PROBLEM REQUIREMENTS: Return the records below exactly as they are written.

GIVEN RECORDS:
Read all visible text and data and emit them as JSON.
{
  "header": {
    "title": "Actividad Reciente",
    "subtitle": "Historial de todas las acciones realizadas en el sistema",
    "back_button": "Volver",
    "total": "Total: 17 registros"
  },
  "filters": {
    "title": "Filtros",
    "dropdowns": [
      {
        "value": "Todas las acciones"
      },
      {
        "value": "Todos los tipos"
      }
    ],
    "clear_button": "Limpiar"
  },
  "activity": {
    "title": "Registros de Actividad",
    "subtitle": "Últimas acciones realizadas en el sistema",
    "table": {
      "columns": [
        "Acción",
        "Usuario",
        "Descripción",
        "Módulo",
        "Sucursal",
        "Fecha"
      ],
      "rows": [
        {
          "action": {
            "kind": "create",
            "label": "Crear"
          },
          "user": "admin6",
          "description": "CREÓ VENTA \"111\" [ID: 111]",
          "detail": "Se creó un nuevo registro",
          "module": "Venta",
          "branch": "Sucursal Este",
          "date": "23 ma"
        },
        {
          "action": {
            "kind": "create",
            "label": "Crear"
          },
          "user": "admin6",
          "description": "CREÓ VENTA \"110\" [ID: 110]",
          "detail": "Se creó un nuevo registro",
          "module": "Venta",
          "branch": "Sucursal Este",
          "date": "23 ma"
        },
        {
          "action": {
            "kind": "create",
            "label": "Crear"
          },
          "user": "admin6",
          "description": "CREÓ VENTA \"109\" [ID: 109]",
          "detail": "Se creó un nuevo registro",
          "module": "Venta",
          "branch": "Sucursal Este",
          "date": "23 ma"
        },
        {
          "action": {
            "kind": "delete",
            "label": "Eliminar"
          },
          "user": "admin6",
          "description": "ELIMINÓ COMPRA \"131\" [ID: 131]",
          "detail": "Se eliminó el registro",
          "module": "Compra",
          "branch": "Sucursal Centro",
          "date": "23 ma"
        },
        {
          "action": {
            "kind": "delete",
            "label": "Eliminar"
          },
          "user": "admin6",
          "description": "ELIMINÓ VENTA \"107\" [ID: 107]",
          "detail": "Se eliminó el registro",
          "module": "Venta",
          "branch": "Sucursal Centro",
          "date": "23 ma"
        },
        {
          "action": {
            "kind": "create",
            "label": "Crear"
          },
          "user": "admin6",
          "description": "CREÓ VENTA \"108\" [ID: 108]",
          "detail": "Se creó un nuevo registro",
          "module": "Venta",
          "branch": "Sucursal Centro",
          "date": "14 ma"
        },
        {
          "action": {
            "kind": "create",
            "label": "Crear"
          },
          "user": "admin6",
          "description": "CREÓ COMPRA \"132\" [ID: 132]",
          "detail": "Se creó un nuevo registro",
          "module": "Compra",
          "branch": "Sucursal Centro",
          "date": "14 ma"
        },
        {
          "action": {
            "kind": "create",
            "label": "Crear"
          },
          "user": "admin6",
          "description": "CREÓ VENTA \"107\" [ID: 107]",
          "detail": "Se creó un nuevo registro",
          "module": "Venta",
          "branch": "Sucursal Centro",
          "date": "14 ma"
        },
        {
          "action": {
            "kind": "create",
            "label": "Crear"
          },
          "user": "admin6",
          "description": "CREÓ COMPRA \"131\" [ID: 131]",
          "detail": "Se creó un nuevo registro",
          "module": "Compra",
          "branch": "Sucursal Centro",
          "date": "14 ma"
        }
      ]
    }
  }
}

RESPONSE AREA:
Read all visible text and data and emit them as JSON.
{
  "header": {
    "title": "Actividad Reciente",
    "subtitle": "Historial de todas las acciones realizadas en el sistema",
    "back_button": "Volver",
    "total": "Total: 17 registros"
  },
  "filters": {
    "title": "Filtros",
    "dropdowns": [
      {
        "value": "Todas las acciones"
      },
      {
        "value": "Todos los tipos"
      }
    ],
    "clear_button": "Limpiar"
  },
  "activity": {
    "title": "Registros de Actividad",
    "subtitle": "Últimas acciones realizadas en el sistema",
    "table": {
      "columns": [
        "Acción",
        "Usuario",
        "Descripción",
        "Módulo",
        "Sucursal",
        "Fecha"
      ],
      "rows": [
        {
          "action": {
            "kind": "create",
            "label": "Crear"
          },
          "user": "admin6",
          "description": "CREÓ VENTA \"111\" [ID: 111]",
          "detail": "Se creó un nuevo registro",
          "module": "Venta",
          "branch": "Sucursal Este",
          "date": "23 ma"
        },
        {
          "action": {
            "kind": "create",
            "label": "Crear"
          },
          "user": "admin6",
          "description": "CREÓ VENTA \"110\" [ID: 110]",
          "detail": "Se creó un nuevo registro",
          "module": "Venta",
          "branch": "Sucursal Este",
          "date": "23 ma"
        },
        {
          "action": {
            "kind": "create",
            "label": "Crear"
          },
          "user": "admin6",
          "description": "CREÓ VENTA \"109\" [ID: 109]",
          "detail": "Se creó un nuevo registro",
          "module": "Venta",
          "branch": "Sucursal Este",
          "date": "23 ma"
        },
        {
          "action": {
            "kind": "delete",
            "label": "Eliminar"
          },
          "user": "admin6",
          "description": "ELIMINÓ COMPRA \"131\" [ID: 131]",
          "detail": "Se eliminó el registro",
          "module": "Compra",
          "branch": "Sucursal Centro",
          "date": "23 ma"
        },
        {
          "action": {
            "kind": "delete",
            "label": "Eliminar"
          },
          "user": "admin6",
          "description": "ELIMINÓ VENTA \"107\" [ID: 107]",
          "detail": "Se eliminó el registro",
          "module": "Venta",
          "branch": "Sucursal Centro",
          "date": "23 ma"
        },
        {
          "action": {
            "kind": "create",
            "label": "Crear"
          },
          "user": "admin6",
          "description": "CREÓ VENTA \"108\" [ID: 108]",
          "detail": "Se creó un nuevo registro",
          "module": "Venta",
          "branch": "Sucursal Centro",
          "date": "14 ma"
        },
        {
          "action": {
            "kind": "create",
            "label": "Crear"
          },
          "user": "admin6",
          "description": "CREÓ COMPRA \"132\" [ID: 132]",
          "detail": "Se creó un nuevo registro",
          "module": "Compra",
          "branch": "Sucursal Centro",
          "date": "14 ma"
        },
        {
          "action": {
            "kind": "create",
            "label": "Crear"
          },
          "user": "admin6",
          "description": "CREÓ VENTA \"107\" [ID: 107]",
          "detail": "Se creó un nuevo registro",
          "module": "Venta",
          "branch": "Sucursal Centro",
          "date": "14 ma"
        },
        {
          "action": {
            "kind": "create",
            "label": "Crear"
          },
          "user": "admin6",
          "description": "CREÓ COMPRA \"131\" [ID: 131]",
          "detail": "Se creó un nuevo registro",
          "module": "Compra",
          "branch": "Sucursal Centro",
          "date": "14 ma"
        }
      ]
    }
  }
}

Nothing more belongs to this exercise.